It depends on what the "thick cream" actually is.
If the cream was made by taking milk (plain or cultured) and then mechanically churning it to a specific consistency - basically making dairy cream with more fat than your double cream - it will work. Any percentage cream or milk is mixable with any other, and you can calculate the resulting percentage in simple linear fashion. That is, if you mix equal parts 30% cream and 50% cream, the result will behave like 40% cream. The same will work if it was made by scooping up the butterfat risen to the top of cooked milk - which is the original, homemade meaning of "kaymak", but is almost never made, because of the huge expenditure of milk.
I am a bit skeptical about your product being exactly that though, so I will also mention other cases. First, if it is indeed made by churning, but the actual goal is butter, and it is simply not-yet-quite butter, it is questionable whether it will work, but I suspect that it won't. An elderly relative used to make homemade butter that way, and it was unlike commercial butter, but white, with higher water content, spreadable - and with a clearly crystalline structure, with the butterfat already coalesced. If you live in a place where this product is made but called "cream" instead of "butter", you can try it, but the chance of success is not all that high.
The second thing that could work is mascarpone. It is nominally a cheese, but in fact its texture combines with cream quite well, and the mixture can be whipped (I have tried it personally). Also, the taste is so bland that the result will taste like whipped cream, not salty or with cheesy notes.
There are a lot of other dairy-based spreads though, made in different ways, and pretty much none of them will work. Some are actually cheeses, like cream cheese (not only the American style, but also variations like Krema on the Balkans), ricotta, and others. There are also cultured dairy products (créme fraîche), reduced milks and creams like katmach and evaporated milk, and modern technological creations that use thickeners (frequently labelled just "spread" in the supermarket, but modern kaymak from the store is also made that way). If you don't know exactly how your spread is produced, it is more likely to be one of those, than to be churned-cream-halfway-to-butter.

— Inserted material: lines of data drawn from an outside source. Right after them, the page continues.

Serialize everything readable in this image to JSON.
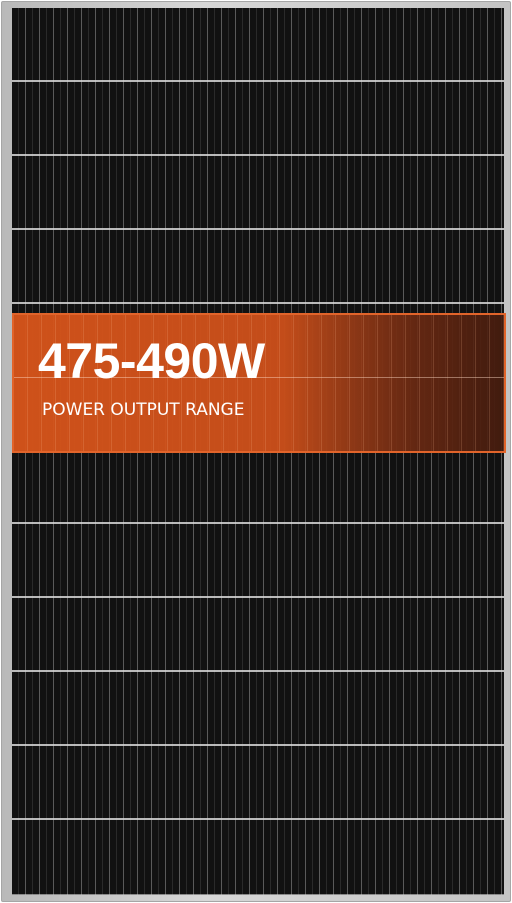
{
  "banner": {
    "title": "475-490W",
    "subtitle": "POWER OUTPUT RANGE"
  },
  "colors": {
    "banner_orange": "#d6541a",
    "cell_black": "#111111",
    "frame_silver": "#c4c4c4"
  }
}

So, if I were you, I would certainly do it if I knew it for sure to be a churned cream. Else, I would not expect it to work, but maybe make an experimental batch just to see what happens, fully prepared for it to not whip.